Grilling is an ideal preparation method for vegetables: It is versatile, requires little fat and adds a new dimension of flavor to everything from eggplant to potatoes. Grilled vegetables can be served as a side or main dish, alongside grilled bread and flavored olive oil as a sophisticated appetizer; as a pizza topping; or chopped and used in sandwiches, wraps or omelets. Different vegetables require a slightly different grilling technique. The key, says the Vegetarian Times website, is to cut your vegetables into a uniform size and to place vegetables that require more cooking time on the grill first. Some vegetables may also need to be precooked briefly to ensure that they will cook through before burning.
Light the gas grill. Use a barbecue brush to coat the grate lightly with vegetable oil. Turn the grill to high -- approximately 450 to 500 degrees Fahrenheit -- and allow to preheat for approximately 20 minutes.
Fill a saucepan with water and bring it to a boil over high heat. Add hard vegetables such as baby carrots, new potatoes or asparagus and simmer, covered, until just before the vegetables become fork-tender, approximately three to 10 minutes depending on the vegetable.

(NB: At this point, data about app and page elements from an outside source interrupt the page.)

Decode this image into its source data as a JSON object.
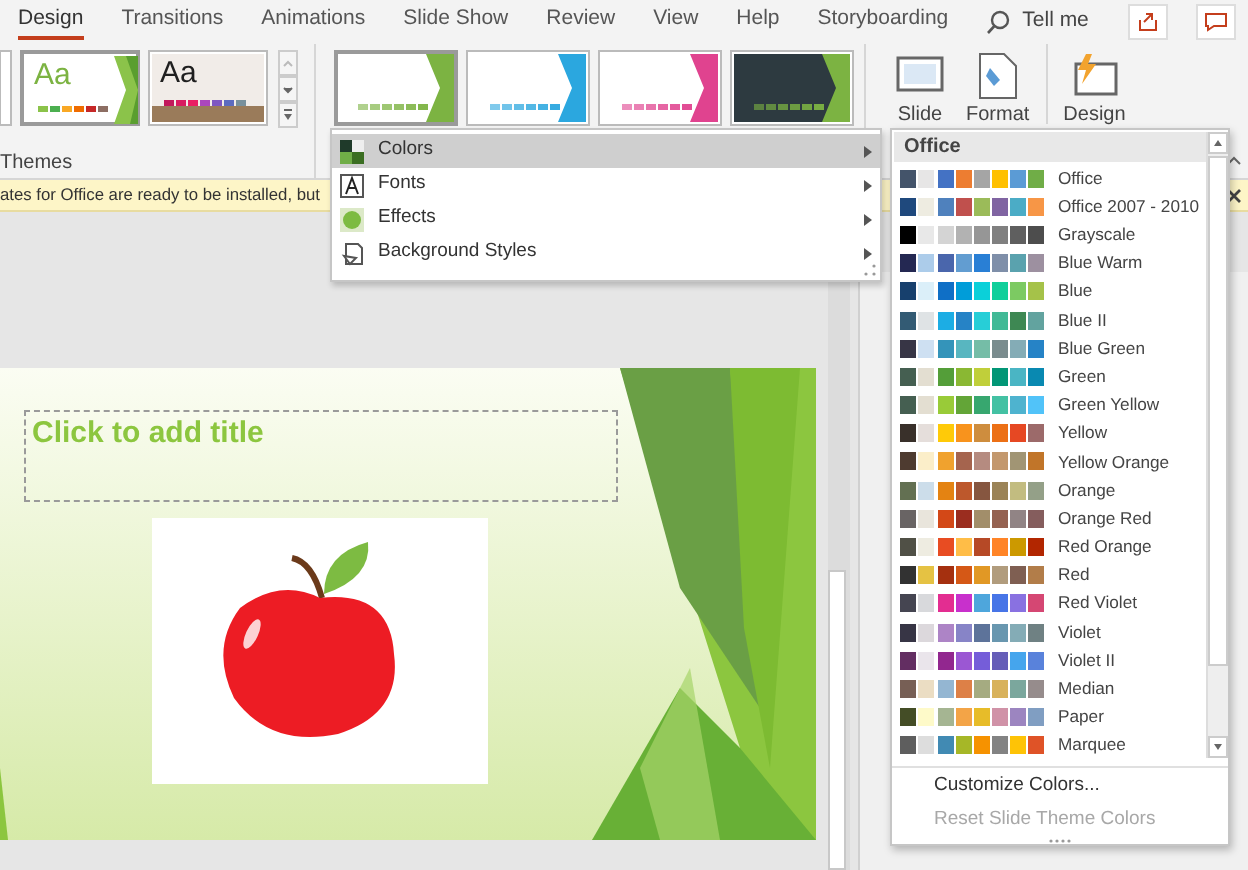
{
  "ribbon_tabs": [
    {
      "label": "Design",
      "selected": true
    },
    {
      "label": "Transitions",
      "selected": false
    },
    {
      "label": "Animations",
      "selected": false
    },
    {
      "label": "Slide Show",
      "selected": false
    },
    {
      "label": "Review",
      "selected": false
    },
    {
      "label": "View",
      "selected": false
    },
    {
      "label": "Help",
      "selected": false
    },
    {
      "label": "Storyboarding",
      "selected": false
    }
  ],
  "tell_me": "Tell me",
  "themes_gallery": {
    "label": "Themes",
    "items": [
      {
        "text": "Aa",
        "selected": true,
        "color": "#7cb342"
      },
      {
        "text": "Aa",
        "selected": false,
        "color": "#1f1f1f"
      }
    ]
  },
  "variants": [
    {
      "kind": "light",
      "selected": true,
      "color": "#7cb342"
    },
    {
      "kind": "light",
      "selected": false,
      "color": "#2ba7df"
    },
    {
      "kind": "light",
      "selected": false,
      "color": "#e0438f"
    },
    {
      "kind": "dark",
      "selected": false,
      "color": "#7cb342"
    }
  ],
  "ribbon_buttons": [
    {
      "kind": "slide-size",
      "label": "Slide"
    },
    {
      "kind": "format-background",
      "label": "Format"
    },
    {
      "kind": "design-ideas",
      "label": "Design"
    }
  ],
  "notification": {
    "text": "ates for Office are ready to be installed, but"
  },
  "variants_menu": [
    {
      "kind": "colors",
      "label": "Colors",
      "selected": true,
      "has_submenu": true
    },
    {
      "kind": "fonts",
      "label": "Fonts",
      "selected": false,
      "has_submenu": true
    },
    {
      "kind": "effects",
      "label": "Effects",
      "selected": false,
      "has_submenu": true
    },
    {
      "kind": "background",
      "label": "Background Styles",
      "selected": false,
      "has_submenu": true
    }
  ],
  "colors_submenu": {
    "header": "Office",
    "schemes": [
      {
        "name": "Office",
        "swatches": [
          {
            "color": "#44546a"
          },
          {
            "color": "#e7e6e6"
          },
          {
            "color": "#4472c4"
          },
          {
            "color": "#ed7d31"
          },
          {
            "color": "#a5a5a5"
          },
          {
            "color": "#ffc000"
          },
          {
            "color": "#5b9bd5"
          },
          {
            "color": "#70ad47"
          }
        ]
      },
      {
        "name": "Office 2007 - 2010",
        "swatches": [
          {
            "color": "#1f497d"
          },
          {
            "color": "#eeece1"
          },
          {
            "color": "#4f81bd"
          },
          {
            "color": "#c0504d"
          },
          {
            "color": "#9bbb59"
          },
          {
            "color": "#8064a2"
          },
          {
            "color": "#4bacc6"
          },
          {
            "color": "#f79646"
          }
        ]
      },
      {
        "name": "Grayscale",
        "swatches": [
          {
            "color": "#000000"
          },
          {
            "color": "#e8e8e8"
          },
          {
            "color": "#d4d4d4"
          },
          {
            "color": "#b2b2b2"
          },
          {
            "color": "#969696"
          },
          {
            "color": "#808080"
          },
          {
            "color": "#5f5f5f"
          },
          {
            "color": "#4d4d4d"
          }
        ]
      },
      {
        "name": "Blue Warm",
        "swatches": [
          {
            "color": "#242852"
          },
          {
            "color": "#acccea"
          },
          {
            "color": "#4a66ac"
          },
          {
            "color": "#629dd1"
          },
          {
            "color": "#297fd5"
          },
          {
            "color": "#7f8fa9"
          },
          {
            "color": "#5aa2ae"
          },
          {
            "color": "#9d90a0"
          }
        ]
      },
      {
        "name": "Blue",
        "swatches": [
          {
            "color": "#17406d"
          },
          {
            "color": "#dbeff9"
          },
          {
            "color": "#0f6fc6"
          },
          {
            "color": "#009dd9"
          },
          {
            "color": "#0bd0d9"
          },
          {
            "color": "#10cf9b"
          },
          {
            "color": "#7cca62"
          },
          {
            "color": "#a5c249"
          }
        ]
      },
      {
        "name": "Blue II",
        "swatches": [
          {
            "color": "#335b74"
          },
          {
            "color": "#dfe3e5"
          },
          {
            "color": "#1cade4"
          },
          {
            "color": "#2683c6"
          },
          {
            "color": "#27ced7"
          },
          {
            "color": "#42ba97"
          },
          {
            "color": "#3e8853"
          },
          {
            "color": "#62a39f"
          }
        ]
      },
      {
        "name": "Blue Green",
        "swatches": [
          {
            "color": "#373545"
          },
          {
            "color": "#cee0f2"
          },
          {
            "color": "#3494ba"
          },
          {
            "color": "#58b6c0"
          },
          {
            "color": "#75bda7"
          },
          {
            "color": "#7a8c8e"
          },
          {
            "color": "#84acb6"
          },
          {
            "color": "#2683c6"
          }
        ]
      },
      {
        "name": "Green",
        "swatches": [
          {
            "color": "#455f51"
          },
          {
            "color": "#e3ded1"
          },
          {
            "color": "#549e39"
          },
          {
            "color": "#8ab833"
          },
          {
            "color": "#c0cf3a"
          },
          {
            "color": "#029676"
          },
          {
            "color": "#4ab5c4"
          },
          {
            "color": "#0989b1"
          }
        ]
      },
      {
        "name": "Green Yellow",
        "swatches": [
          {
            "color": "#455f51"
          },
          {
            "color": "#e3ded1"
          },
          {
            "color": "#99cb38"
          },
          {
            "color": "#63a537"
          },
          {
            "color": "#37a76f"
          },
          {
            "color": "#44c1a3"
          },
          {
            "color": "#4eb3cf"
          },
          {
            "color": "#51c3f9"
          }
        ]
      },
      {
        "name": "Yellow",
        "swatches": [
          {
            "color": "#39302a"
          },
          {
            "color": "#e5dedb"
          },
          {
            "color": "#ffca08"
          },
          {
            "color": "#f8931d"
          },
          {
            "color": "#ce8d3e"
          },
          {
            "color": "#ec7016"
          },
          {
            "color": "#e64823"
          },
          {
            "color": "#9c6a6a"
          }
        ]
      },
      {
        "name": "Yellow Orange",
        "swatches": [
          {
            "color": "#4e3b30"
          },
          {
            "color": "#fbeec9"
          },
          {
            "color": "#f0a22e"
          },
          {
            "color": "#a5644e"
          },
          {
            "color": "#b58b80"
          },
          {
            "color": "#c3986d"
          },
          {
            "color": "#a19574"
          },
          {
            "color": "#c17529"
          }
        ]
      },
      {
        "name": "Orange",
        "swatches": [
          {
            "color": "#637052"
          },
          {
            "color": "#ccddea"
          },
          {
            "color": "#e48312"
          },
          {
            "color": "#bd582c"
          },
          {
            "color": "#865640"
          },
          {
            "color": "#9b8357"
          },
          {
            "color": "#c2bc80"
          },
          {
            "color": "#94a088"
          }
        ]
      },
      {
        "name": "Orange Red",
        "swatches": [
          {
            "color": "#696464"
          },
          {
            "color": "#e9e5dc"
          },
          {
            "color": "#d34817"
          },
          {
            "color": "#9b2d1f"
          },
          {
            "color": "#a28e6a"
          },
          {
            "color": "#956251"
          },
          {
            "color": "#918485"
          },
          {
            "color": "#855d5d"
          }
        ]
      },
      {
        "name": "Red Orange",
        "swatches": [
          {
            "color": "#505046"
          },
          {
            "color": "#eeece1"
          },
          {
            "color": "#e84c22"
          },
          {
            "color": "#ffbd47"
          },
          {
            "color": "#b64926"
          },
          {
            "color": "#ff8427"
          },
          {
            "color": "#cc9900"
          },
          {
            "color": "#b22600"
          }
        ]
      },
      {
        "name": "Red",
        "swatches": [
          {
            "color": "#323232"
          },
          {
            "color": "#e5c243"
          },
          {
            "color": "#a5300f"
          },
          {
            "color": "#d55816"
          },
          {
            "color": "#e19825"
          },
          {
            "color": "#b19c7d"
          },
          {
            "color": "#7f5f52"
          },
          {
            "color": "#b27d49"
          }
        ]
      },
      {
        "name": "Red Violet",
        "swatches": [
          {
            "color": "#454551"
          },
          {
            "color": "#d8d9dc"
          },
          {
            "color": "#e32d91"
          },
          {
            "color": "#c830cc"
          },
          {
            "color": "#4ea6dc"
          },
          {
            "color": "#4775e7"
          },
          {
            "color": "#8971e1"
          },
          {
            "color": "#d54773"
          }
        ]
      },
      {
        "name": "Violet",
        "swatches": [
          {
            "color": "#373545"
          },
          {
            "color": "#dcd8dc"
          },
          {
            "color": "#ad84c6"
          },
          {
            "color": "#8784c7"
          },
          {
            "color": "#5d739a"
          },
          {
            "color": "#6997af"
          },
          {
            "color": "#84acb6"
          },
          {
            "color": "#6f8183"
          }
        ]
      },
      {
        "name": "Violet II",
        "swatches": [
          {
            "color": "#632e62"
          },
          {
            "color": "#eae5eb"
          },
          {
            "color": "#92278f"
          },
          {
            "color": "#9b57d3"
          },
          {
            "color": "#755dd9"
          },
          {
            "color": "#665eb8"
          },
          {
            "color": "#45a5ed"
          },
          {
            "color": "#5982db"
          }
        ]
      },
      {
        "name": "Median",
        "swatches": [
          {
            "color": "#775f55"
          },
          {
            "color": "#ebddc3"
          },
          {
            "color": "#94b6d2"
          },
          {
            "color": "#dd8047"
          },
          {
            "color": "#a5ab81"
          },
          {
            "color": "#d8b25c"
          },
          {
            "color": "#7ba79d"
          },
          {
            "color": "#968c8c"
          }
        ]
      },
      {
        "name": "Paper",
        "swatches": [
          {
            "color": "#444d26"
          },
          {
            "color": "#fefac9"
          },
          {
            "color": "#a5b592"
          },
          {
            "color": "#f3a447"
          },
          {
            "color": "#e7bc29"
          },
          {
            "color": "#d092a7"
          },
          {
            "color": "#9c85c0"
          },
          {
            "color": "#809ec2"
          }
        ]
      },
      {
        "name": "Marquee",
        "swatches": [
          {
            "color": "#5e5e5e"
          },
          {
            "color": "#dddddd"
          },
          {
            "color": "#418ab3"
          },
          {
            "color": "#a6b727"
          },
          {
            "color": "#f69200"
          },
          {
            "color": "#838383"
          },
          {
            "color": "#fec306"
          },
          {
            "color": "#df5327"
          }
        ]
      }
    ],
    "actions": [
      {
        "label": "Customize Colors...",
        "disabled": false
      },
      {
        "label": "Reset Slide Theme Colors",
        "disabled": true
      }
    ]
  },
  "slide": {
    "title_placeholder": "Click to add title"
  }
}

Drain the vegetables in a colander or strainer.
Prepare all the rest of the vegetables you plan to grill using a sharp knife. Cut long vegetables such as zucchini or squash into strips, onions and eggplant into thick slices and halve tomatoes. Leave bell peppers, corn on the cob, green onions and large mushroom caps whole, if desired.
Reduce the heat on the gas grill to medium, or 350 to 400 degrees Fahrenheit.

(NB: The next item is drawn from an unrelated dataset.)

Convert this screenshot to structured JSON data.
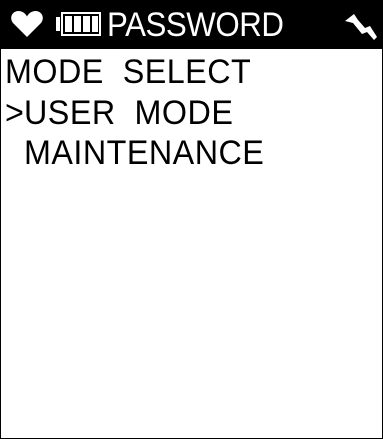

Brush the vegetables with olive oil. Use tongs to put the hardest vegetables such as corn and potatoes on the grill. Check the vegetables frequently to ensure that they do not burn.
Add the thinner vegetables when the harder vegetables are browned on one side. Place thin vegetables like asparagus perpendicular to the grill wires so that they do not slip beneath the grate.
Remove the finished vegetables with tongs and allow to cool slightly before serving.
To get attractive grill marks on the vegetables, leave them undisturbed for at least three minutes, then shift them 45 degrees and allow them to continue cooking. Do the same on the other side.
Season grilled vegetables with salt, pepper, minced fresh herbs or a drizzle of fresh lemon juice, olive oil or vinaigrette.
If you're planning on serving a crowd, Fine Cooking recommends grilling vegetables in advance to free the grill up for preparing meat, poultry or fish just before it's time to eat. Keep grilled vegetables at room temperature for several hours, or put them in a shallow pan, cover them with plastic wrap and keep them in the refrigerator for up to two days.